Over the past few years, we’ve seen various efforts to address racial disparity in terms of opportunity, access, and financial support for Black entrepreneurs and technologists. This includes everything from big tech company reports that document progress in diversifying their workforce to the onboarding of high-profile diversity and inclusion officers to address and improve the lack of D&I internally. But progress has still been glacially slow.
That’s why corporations need to adopt a “yes, and” approach when it comes to improving diversity in the technology industry. This way of thinking comes from the world of improv, where all actions are supposed to be built upon. Instead of adopting “yes, and,” corporations all too often follow the lead of their competitors or simply dust off last year’s playbook, choosing comfort over innovation—yes, we need a more diverse workforce, so let’s do more of the same.
The technology industry’s engagement with historically Black colleges and universities as a vehicle to recruit talent is one area where a “yes, and” approach would pay significant dividends.
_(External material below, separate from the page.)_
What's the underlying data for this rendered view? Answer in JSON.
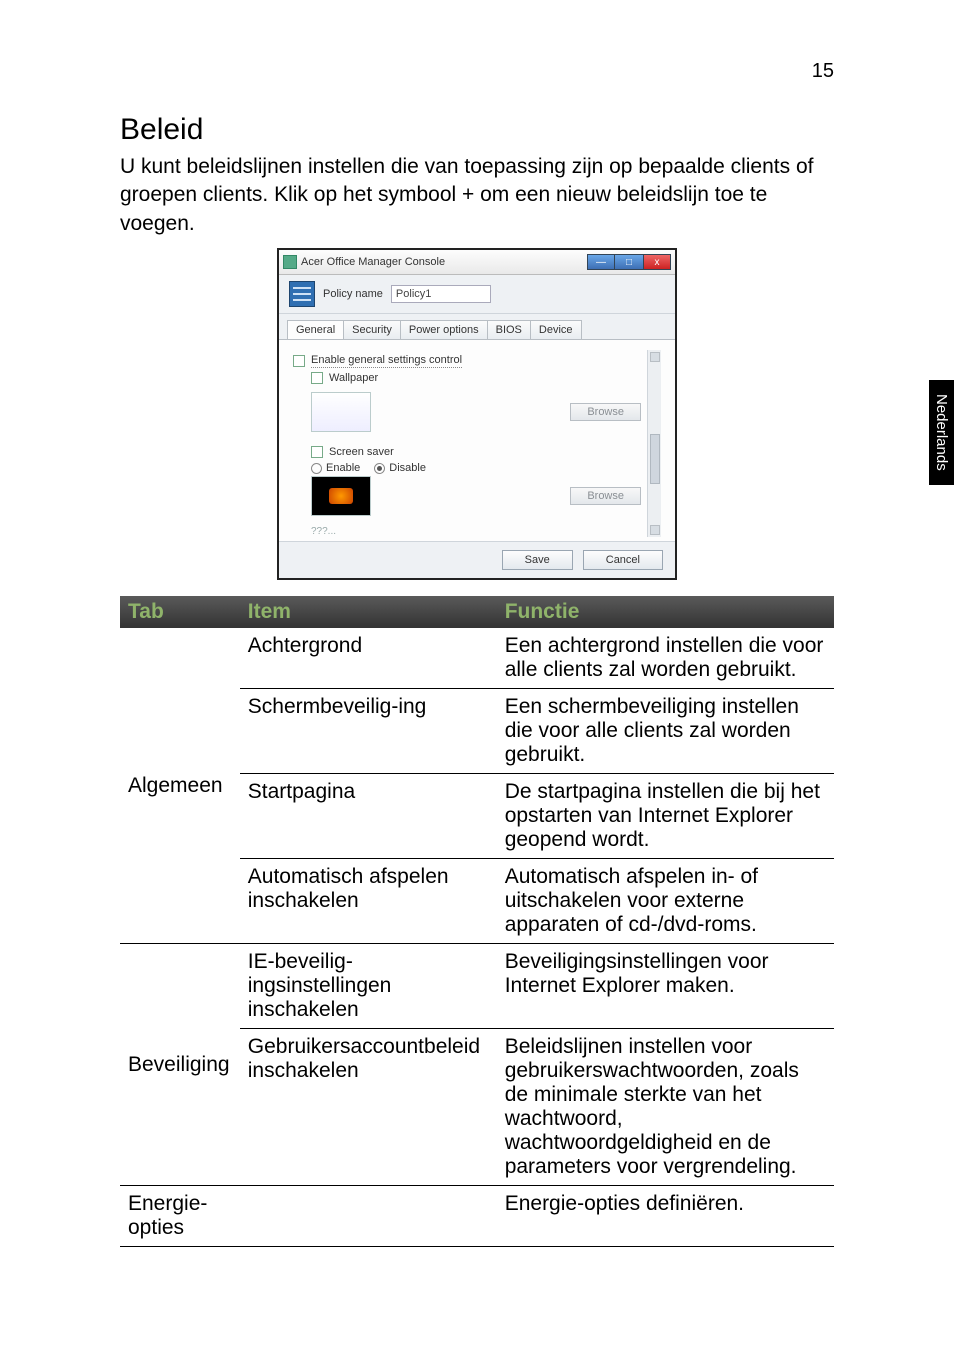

Although companies like Google, Apple, and others from the Fortune 1000 have committed more than $66 billion to racial equality initiatives since the killing of George Floyd by police, this funding alone will not solve the issue of bias toward and ultimately lack of access for HBCU students when it comes to getting into the tech industry.